In Counsel's Affirmation in Opposition, he argues that the statute requires that service by certified mail, return receipt requested upon the Attorney General of either a Notice of Intention or the Claim suffices to afford this Court jurisdiction over the Claim. Consequently, he avers, the timely and proper service of the Notice of Intention gives the Court jurisdiction, even though the Claim was served improperly.

This is a misreading of the applicable law and the cases decided thereunder.

The filing and service requirements contained in Court of Claims Act §§10 and 11 are jurisdictional in nature and must be strictly construed. Finnerty v New York State Thruway Auth., 75 NY2d 721, 722-723 (1989); see also Welch v State of New York, 286 AD2d 496, 729 NYS2d 527, 529 (2d Dept 2001); Conner v State of New York, 268 AD2d 706, 707 (3d Dept 2000). Indeed, the statute provides in pertinent part ". . . [n]o judgment shall be granted in favor of any claimant unless such claimant shall have complied with the provisions of this section applicable to his claim . . . " Court of Claims Act §10.

Court of Claims Act §11(a) provides that " . . . a copy [of the claim] shall be served personally or by certified mail, return receipt requested, upon the attorney general . . ." within the time prescribed in Court of Claims Act §10; and service is complete when it is received in the Attorney General's Office. Court of Claims Act §11(a)(i). Service upon the Attorney General by ordinary mail is generally insufficient to acquire jurisdiction over the State, unless the State has failed to properly plead jurisdictional defenses or raise them by motion. Court of Claims Act §11(c); Edens v State of New York, 259 AD2d 729 (2d Dept 1999); Philippe v State of New York, 248 AD2d 827 (3d Dept 1998).

The Claimant has the burden of establishing proper service [Boudreau v Ivanov, 154 AD2d 638, 639 (2d Dept 1989)] by a preponderance of the evidence. See Maldonado v County of Suffolk, 229 AD2d 376 (2d Dept 1996). Regulations require that proof of service be filed with the Chief Clerk within ten (10) days of service on the defendant. 22 NYCRR § 206.5(a).

Here, although the Claimant did serve a Notice of Intention[1] upon the Attorney General by the proper means, the Claim was not served as required.
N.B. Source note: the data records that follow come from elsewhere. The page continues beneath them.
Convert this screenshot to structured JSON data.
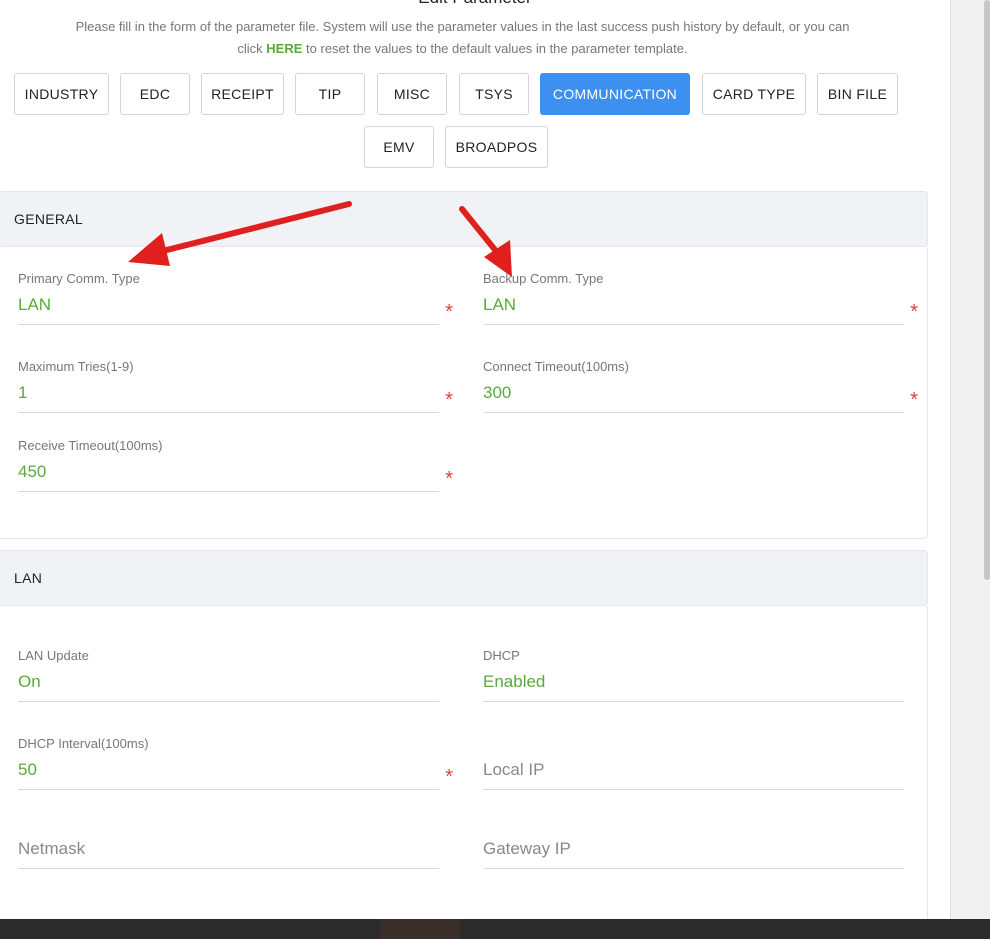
{
  "header": {
    "title": "Edit Parameter",
    "intro_line1": "Please fill in the form of the parameter file. System will use the parameter values in the last success push history by default, or you can",
    "intro_click": "click ",
    "intro_here": "HERE",
    "intro_rest": " to reset the values to the default values in the parameter template."
  },
  "tabs": [
    {
      "label": "INDUSTRY",
      "active": false
    },
    {
      "label": "EDC",
      "active": false
    },
    {
      "label": "RECEIPT",
      "active": false
    },
    {
      "label": "TIP",
      "active": false
    },
    {
      "label": "MISC",
      "active": false
    },
    {
      "label": "TSYS",
      "active": false
    },
    {
      "label": "COMMUNICATION",
      "active": true
    },
    {
      "label": "CARD TYPE",
      "active": false
    },
    {
      "label": "BIN FILE",
      "active": false
    },
    {
      "label": "EMV",
      "active": false
    },
    {
      "label": "BROADPOS",
      "active": false
    }
  ],
  "general": {
    "title": "GENERAL",
    "primary_comm": {
      "label": "Primary Comm. Type",
      "value": "LAN"
    },
    "backup_comm": {
      "label": "Backup Comm. Type",
      "value": "LAN"
    },
    "max_tries": {
      "label": "Maximum Tries(1-9)",
      "value": "1"
    },
    "connect_timeout": {
      "label": "Connect Timeout(100ms)",
      "value": "300"
    },
    "receive_timeout": {
      "label": "Receive Timeout(100ms)",
      "value": "450"
    }
  },
  "lan": {
    "title": "LAN",
    "lan_update": {
      "label": "LAN Update",
      "value": "On"
    },
    "dhcp": {
      "label": "DHCP",
      "value": "Enabled"
    },
    "dhcp_interval": {
      "label": "DHCP Interval(100ms)",
      "value": "50"
    },
    "local_ip": {
      "placeholder": "Local IP"
    },
    "netmask": {
      "placeholder": "Netmask"
    },
    "gateway_ip": {
      "placeholder": "Gateway IP"
    }
  },
  "required_mark": "*",
  "colors": {
    "accent": "#3d8ff0",
    "value_green": "#5aa93a",
    "required_red": "#d9453e",
    "annotation_arrow": "#e0201f"
  }
}
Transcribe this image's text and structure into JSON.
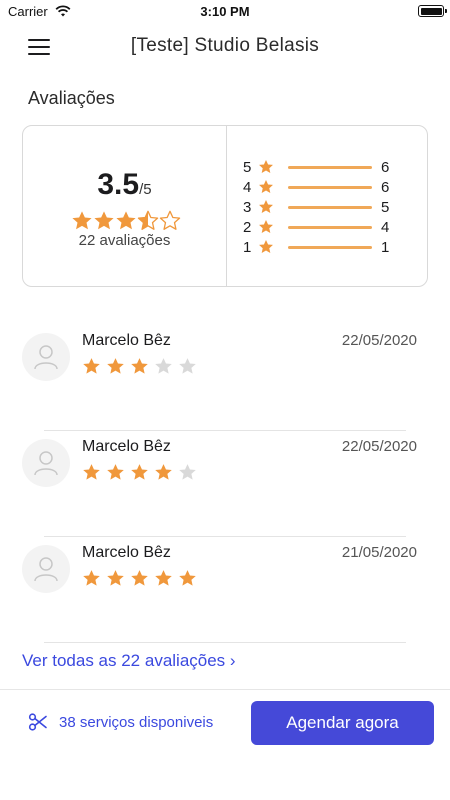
{
  "status": {
    "carrier": "Carrier",
    "time": "3:10 PM"
  },
  "header": {
    "title": "[Teste] Studio Belasis"
  },
  "section_title": "Avaliações",
  "summary": {
    "average": "3.5",
    "max": "/5",
    "average_rating": 3.5,
    "count_text": "22 avaliações",
    "distribution": [
      {
        "stars": "5",
        "count": "6"
      },
      {
        "stars": "4",
        "count": "6"
      },
      {
        "stars": "3",
        "count": "5"
      },
      {
        "stars": "2",
        "count": "4"
      },
      {
        "stars": "1",
        "count": "1"
      }
    ]
  },
  "reviews": [
    {
      "name": "Marcelo Bêz",
      "date": "22/05/2020",
      "rating": 3
    },
    {
      "name": "Marcelo Bêz",
      "date": "22/05/2020",
      "rating": 4
    },
    {
      "name": "Marcelo Bêz",
      "date": "21/05/2020",
      "rating": 5
    }
  ],
  "see_all_label": "Ver todas as 22 avaliações ›",
  "footer": {
    "services_label": "38 serviços disponiveis",
    "book_label": "Agendar agora"
  },
  "colors": {
    "accent": "#4549d8",
    "link": "#3b49df",
    "star": "#f0983c",
    "star_empty": "#d9d9d9"
  }
}
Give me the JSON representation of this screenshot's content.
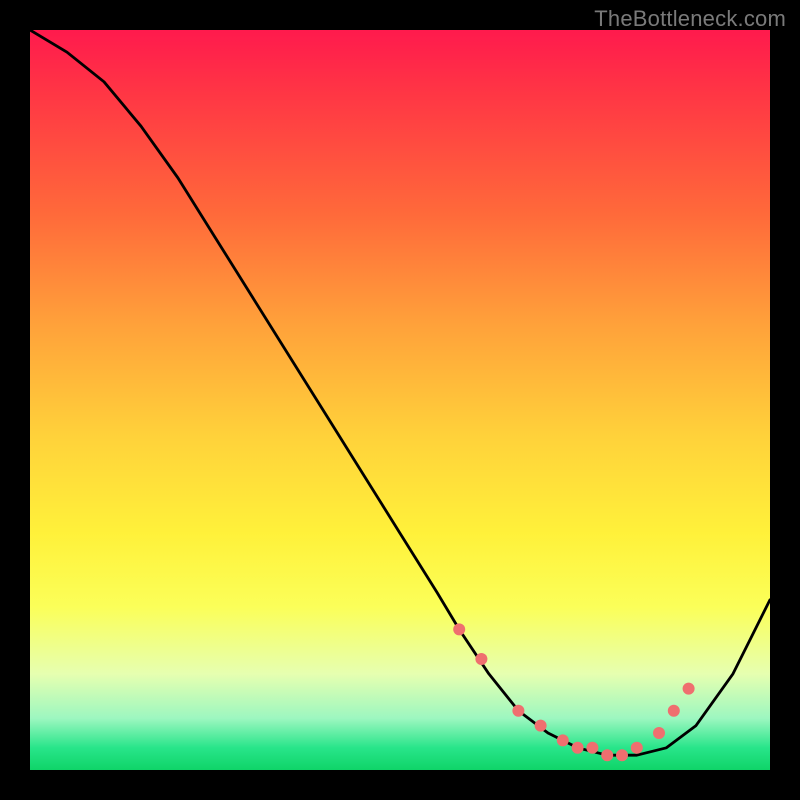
{
  "watermark": "TheBottleneck.com",
  "chart_data": {
    "type": "line",
    "title": "",
    "xlabel": "",
    "ylabel": "",
    "xlim": [
      0,
      100
    ],
    "ylim": [
      0,
      100
    ],
    "grid": false,
    "legend": false,
    "series": [
      {
        "name": "bottleneck-curve",
        "x": [
          0,
          5,
          10,
          15,
          20,
          25,
          30,
          35,
          40,
          45,
          50,
          55,
          58,
          62,
          66,
          70,
          74,
          78,
          82,
          86,
          90,
          95,
          100
        ],
        "y": [
          100,
          97,
          93,
          87,
          80,
          72,
          64,
          56,
          48,
          40,
          32,
          24,
          19,
          13,
          8,
          5,
          3,
          2,
          2,
          3,
          6,
          13,
          23
        ]
      }
    ],
    "markers": {
      "name": "highlight-points",
      "color": "#ef6f6f",
      "x": [
        58,
        61,
        66,
        69,
        72,
        74,
        76,
        78,
        80,
        82,
        85,
        87,
        89
      ],
      "y": [
        19,
        15,
        8,
        6,
        4,
        3,
        3,
        2,
        2,
        3,
        5,
        8,
        11
      ]
    },
    "gradient_stops": [
      {
        "pos": 0.0,
        "color": "#ff1a4d"
      },
      {
        "pos": 0.25,
        "color": "#ff6a3a"
      },
      {
        "pos": 0.55,
        "color": "#ffd23a"
      },
      {
        "pos": 0.78,
        "color": "#fbff59"
      },
      {
        "pos": 0.93,
        "color": "#9df7c0"
      },
      {
        "pos": 1.0,
        "color": "#0fd468"
      }
    ]
  }
}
Court of Claims Act §11(a). The Defendant has raised the jurisdictional issue both in its Answer and in a timely motion. Accordingly, Motion Number M-67458 is in all respects granted and Claim Number 104661 is hereby dismissed for a lack of jurisdiction.


December 23, 2004
White Plains, New York

HON. THOMAS H. SCUCCIMARRA
Judge of the Court of Claims





[1]Court of Claims Act §10(8) provides in pertinent part that "....[t]he Court shall not grant...[an application for permission to treat the Notice of Intention as a claim] unless: it is made upon motion before an action asserting a like claim against a citizen of the state would be barred under the provisions of article two of the civil practice law and rules; the notice of intention was timely served, and contains facts sufficient to constitute a claim; and the granting of the application would not prejudice the defendant." The Court notes that Claimant did not ask for this relief, but nonetheless the Court finds that the Notice of Intention served upon the Defendant does not contain the necessary information to be treated as a Claim, nor would any filing with the Court be timely at this juncture.